'''
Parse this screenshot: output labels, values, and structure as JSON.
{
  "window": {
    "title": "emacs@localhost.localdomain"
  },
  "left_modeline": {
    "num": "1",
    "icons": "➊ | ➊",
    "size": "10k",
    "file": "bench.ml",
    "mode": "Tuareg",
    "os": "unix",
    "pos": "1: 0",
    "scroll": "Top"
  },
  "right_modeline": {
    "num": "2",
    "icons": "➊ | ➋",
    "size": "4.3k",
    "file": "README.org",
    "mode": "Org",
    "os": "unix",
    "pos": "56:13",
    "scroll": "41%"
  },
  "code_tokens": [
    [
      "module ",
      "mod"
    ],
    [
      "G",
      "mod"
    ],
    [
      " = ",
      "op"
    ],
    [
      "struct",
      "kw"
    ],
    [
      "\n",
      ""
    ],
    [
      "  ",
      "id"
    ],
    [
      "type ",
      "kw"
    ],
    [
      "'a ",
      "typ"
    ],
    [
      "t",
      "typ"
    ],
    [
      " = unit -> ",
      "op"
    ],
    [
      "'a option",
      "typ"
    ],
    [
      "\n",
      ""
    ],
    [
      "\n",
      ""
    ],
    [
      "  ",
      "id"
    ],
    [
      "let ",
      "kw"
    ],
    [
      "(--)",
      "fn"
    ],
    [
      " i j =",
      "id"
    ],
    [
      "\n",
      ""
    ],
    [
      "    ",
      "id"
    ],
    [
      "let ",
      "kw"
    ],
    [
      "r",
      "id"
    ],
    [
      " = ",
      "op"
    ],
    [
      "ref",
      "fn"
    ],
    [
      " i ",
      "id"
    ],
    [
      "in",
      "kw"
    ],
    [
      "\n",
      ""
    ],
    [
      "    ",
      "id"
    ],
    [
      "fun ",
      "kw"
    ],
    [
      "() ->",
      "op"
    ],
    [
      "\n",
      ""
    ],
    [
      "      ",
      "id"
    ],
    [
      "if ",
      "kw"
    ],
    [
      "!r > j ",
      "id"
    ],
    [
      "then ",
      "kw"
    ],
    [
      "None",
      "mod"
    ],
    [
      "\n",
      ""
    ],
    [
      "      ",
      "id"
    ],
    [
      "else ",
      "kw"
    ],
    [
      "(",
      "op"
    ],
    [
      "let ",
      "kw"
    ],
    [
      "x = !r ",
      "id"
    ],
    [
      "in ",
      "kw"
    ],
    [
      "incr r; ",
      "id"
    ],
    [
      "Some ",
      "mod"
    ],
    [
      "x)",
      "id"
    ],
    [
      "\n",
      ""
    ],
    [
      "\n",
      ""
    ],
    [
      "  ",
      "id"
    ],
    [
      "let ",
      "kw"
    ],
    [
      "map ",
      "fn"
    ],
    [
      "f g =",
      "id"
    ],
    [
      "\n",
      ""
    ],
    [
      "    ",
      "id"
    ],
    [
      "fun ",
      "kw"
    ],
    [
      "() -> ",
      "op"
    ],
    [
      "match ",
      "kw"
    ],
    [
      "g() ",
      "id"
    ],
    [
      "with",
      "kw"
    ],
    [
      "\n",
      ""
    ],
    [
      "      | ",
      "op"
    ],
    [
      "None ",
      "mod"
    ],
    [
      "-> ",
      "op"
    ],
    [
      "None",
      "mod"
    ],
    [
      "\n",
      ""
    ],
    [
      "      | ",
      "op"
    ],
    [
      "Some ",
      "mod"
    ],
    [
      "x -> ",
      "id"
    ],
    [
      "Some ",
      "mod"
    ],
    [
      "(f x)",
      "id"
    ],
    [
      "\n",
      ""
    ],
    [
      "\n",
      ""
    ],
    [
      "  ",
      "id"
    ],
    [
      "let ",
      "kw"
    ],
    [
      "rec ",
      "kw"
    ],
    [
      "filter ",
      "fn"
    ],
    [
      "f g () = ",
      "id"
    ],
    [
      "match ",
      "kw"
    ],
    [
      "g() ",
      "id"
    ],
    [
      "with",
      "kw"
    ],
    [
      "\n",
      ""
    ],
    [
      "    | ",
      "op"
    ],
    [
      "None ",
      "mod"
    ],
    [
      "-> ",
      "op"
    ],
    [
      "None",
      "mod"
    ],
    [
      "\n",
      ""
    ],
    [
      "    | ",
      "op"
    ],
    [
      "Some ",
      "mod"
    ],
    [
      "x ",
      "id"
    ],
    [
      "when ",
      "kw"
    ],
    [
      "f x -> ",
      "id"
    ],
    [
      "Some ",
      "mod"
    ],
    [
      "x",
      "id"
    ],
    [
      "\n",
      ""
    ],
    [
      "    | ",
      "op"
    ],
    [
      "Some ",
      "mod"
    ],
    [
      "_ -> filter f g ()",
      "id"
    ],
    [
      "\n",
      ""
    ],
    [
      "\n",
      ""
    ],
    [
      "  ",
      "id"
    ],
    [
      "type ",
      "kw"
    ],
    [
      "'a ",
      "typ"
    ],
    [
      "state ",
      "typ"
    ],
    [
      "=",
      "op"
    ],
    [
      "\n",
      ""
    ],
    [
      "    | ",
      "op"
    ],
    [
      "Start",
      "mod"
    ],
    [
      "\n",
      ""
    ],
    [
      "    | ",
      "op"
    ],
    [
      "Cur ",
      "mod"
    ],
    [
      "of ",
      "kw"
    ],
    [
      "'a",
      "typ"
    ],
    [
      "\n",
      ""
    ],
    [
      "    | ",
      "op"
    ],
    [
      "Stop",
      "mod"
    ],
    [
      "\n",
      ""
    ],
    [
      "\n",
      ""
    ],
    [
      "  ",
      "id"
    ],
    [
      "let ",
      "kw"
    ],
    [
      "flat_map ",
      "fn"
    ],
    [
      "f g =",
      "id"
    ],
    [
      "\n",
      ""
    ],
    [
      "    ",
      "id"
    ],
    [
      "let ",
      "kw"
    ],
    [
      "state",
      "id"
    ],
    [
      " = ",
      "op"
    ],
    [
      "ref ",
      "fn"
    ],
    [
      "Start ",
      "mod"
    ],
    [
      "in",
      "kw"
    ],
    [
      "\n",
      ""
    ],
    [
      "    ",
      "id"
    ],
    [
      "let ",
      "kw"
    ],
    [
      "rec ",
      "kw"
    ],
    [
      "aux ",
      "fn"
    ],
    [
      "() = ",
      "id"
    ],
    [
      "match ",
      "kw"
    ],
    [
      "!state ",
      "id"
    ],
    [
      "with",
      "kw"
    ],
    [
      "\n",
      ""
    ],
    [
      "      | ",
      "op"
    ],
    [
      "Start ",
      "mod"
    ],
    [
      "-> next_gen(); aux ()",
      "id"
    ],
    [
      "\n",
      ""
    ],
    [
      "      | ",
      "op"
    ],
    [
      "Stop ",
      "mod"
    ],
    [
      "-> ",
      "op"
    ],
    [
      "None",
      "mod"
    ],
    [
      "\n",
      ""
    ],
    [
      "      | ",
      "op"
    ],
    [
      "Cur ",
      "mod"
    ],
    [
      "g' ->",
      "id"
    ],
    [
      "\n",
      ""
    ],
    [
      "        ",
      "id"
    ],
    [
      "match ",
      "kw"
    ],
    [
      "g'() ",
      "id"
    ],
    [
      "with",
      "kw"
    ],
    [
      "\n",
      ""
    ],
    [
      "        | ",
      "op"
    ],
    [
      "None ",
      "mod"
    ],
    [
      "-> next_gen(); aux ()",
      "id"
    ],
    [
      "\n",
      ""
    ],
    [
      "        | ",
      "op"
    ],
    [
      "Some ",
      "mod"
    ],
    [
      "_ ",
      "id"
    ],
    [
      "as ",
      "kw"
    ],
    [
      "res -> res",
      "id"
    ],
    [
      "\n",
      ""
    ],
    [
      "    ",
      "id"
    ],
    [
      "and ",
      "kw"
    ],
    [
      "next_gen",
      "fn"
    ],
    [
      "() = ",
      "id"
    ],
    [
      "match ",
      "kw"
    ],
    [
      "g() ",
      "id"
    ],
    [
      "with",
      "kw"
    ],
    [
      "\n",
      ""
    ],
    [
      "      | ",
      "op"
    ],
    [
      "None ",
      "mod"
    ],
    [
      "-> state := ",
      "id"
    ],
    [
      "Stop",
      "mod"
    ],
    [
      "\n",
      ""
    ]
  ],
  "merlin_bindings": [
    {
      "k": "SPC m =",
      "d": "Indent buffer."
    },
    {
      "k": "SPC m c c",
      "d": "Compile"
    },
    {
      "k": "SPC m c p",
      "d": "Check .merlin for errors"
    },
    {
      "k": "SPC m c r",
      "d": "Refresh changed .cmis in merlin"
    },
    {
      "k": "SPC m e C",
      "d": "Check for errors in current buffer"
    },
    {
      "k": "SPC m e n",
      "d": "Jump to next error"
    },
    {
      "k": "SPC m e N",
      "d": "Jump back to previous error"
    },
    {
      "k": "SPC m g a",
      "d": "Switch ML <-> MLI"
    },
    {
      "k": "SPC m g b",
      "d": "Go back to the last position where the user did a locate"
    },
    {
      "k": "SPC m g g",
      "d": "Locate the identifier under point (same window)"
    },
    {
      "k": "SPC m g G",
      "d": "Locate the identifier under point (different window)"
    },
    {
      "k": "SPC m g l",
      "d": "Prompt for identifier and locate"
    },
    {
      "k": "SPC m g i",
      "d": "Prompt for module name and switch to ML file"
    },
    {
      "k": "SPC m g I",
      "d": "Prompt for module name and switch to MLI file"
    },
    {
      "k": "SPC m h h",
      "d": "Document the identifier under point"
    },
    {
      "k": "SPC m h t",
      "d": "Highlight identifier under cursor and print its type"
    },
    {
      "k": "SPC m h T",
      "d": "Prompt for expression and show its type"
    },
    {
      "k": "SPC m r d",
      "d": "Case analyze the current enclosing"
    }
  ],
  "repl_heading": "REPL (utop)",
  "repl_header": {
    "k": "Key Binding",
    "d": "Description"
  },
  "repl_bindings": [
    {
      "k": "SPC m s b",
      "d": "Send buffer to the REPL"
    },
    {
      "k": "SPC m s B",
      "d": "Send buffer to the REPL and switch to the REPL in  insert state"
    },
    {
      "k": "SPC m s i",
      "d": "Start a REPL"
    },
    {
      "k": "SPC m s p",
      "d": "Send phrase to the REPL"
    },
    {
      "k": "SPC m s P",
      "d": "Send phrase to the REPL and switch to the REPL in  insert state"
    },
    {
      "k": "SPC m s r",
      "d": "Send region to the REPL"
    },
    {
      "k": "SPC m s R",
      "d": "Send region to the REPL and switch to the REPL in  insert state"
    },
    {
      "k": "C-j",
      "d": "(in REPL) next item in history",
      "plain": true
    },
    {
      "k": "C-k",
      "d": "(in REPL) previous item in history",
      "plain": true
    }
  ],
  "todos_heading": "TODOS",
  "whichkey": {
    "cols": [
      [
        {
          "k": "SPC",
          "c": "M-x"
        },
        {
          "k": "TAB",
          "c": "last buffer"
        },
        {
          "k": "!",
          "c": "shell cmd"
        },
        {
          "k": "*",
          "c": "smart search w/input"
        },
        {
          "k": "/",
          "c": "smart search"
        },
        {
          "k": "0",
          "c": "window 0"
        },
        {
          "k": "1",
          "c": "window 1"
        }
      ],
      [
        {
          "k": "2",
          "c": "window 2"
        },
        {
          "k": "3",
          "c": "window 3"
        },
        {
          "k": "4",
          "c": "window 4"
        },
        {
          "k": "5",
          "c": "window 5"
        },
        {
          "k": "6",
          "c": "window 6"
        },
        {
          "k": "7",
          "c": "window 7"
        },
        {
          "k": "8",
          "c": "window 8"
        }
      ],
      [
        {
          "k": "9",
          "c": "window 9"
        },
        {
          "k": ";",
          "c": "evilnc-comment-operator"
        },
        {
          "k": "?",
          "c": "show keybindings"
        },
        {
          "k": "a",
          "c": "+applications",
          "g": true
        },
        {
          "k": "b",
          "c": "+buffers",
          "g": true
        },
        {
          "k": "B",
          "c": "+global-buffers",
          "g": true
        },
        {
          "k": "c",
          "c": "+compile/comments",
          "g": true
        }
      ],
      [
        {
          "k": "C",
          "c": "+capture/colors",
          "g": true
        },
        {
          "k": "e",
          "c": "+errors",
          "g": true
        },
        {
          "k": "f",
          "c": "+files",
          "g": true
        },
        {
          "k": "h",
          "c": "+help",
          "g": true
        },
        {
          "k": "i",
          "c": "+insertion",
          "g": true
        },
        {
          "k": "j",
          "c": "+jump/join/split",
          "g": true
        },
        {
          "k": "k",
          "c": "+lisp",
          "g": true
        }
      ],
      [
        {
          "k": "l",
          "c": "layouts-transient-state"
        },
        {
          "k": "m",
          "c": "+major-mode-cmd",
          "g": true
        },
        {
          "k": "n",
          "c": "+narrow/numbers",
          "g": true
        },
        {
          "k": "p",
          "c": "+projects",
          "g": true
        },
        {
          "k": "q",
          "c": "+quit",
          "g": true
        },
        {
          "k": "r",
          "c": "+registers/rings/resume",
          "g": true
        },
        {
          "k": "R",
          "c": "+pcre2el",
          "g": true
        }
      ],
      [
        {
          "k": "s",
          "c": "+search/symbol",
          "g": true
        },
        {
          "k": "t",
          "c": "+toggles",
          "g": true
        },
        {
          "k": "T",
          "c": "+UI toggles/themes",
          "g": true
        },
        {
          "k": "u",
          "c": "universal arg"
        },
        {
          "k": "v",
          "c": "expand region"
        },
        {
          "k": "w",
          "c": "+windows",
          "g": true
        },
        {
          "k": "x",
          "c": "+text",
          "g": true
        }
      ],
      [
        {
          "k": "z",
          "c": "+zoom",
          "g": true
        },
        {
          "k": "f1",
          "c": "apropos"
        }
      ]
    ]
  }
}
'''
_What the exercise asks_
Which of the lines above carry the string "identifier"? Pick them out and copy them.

_Response below_
      "d": "Locate the identifier under point (same window)"
      "d": "Locate the identifier under point (different window)"
      "d": "Prompt for identifier and locate"
      "d": "Document the identifier under point"
      "d": "Highlight identifier under cursor and print its type"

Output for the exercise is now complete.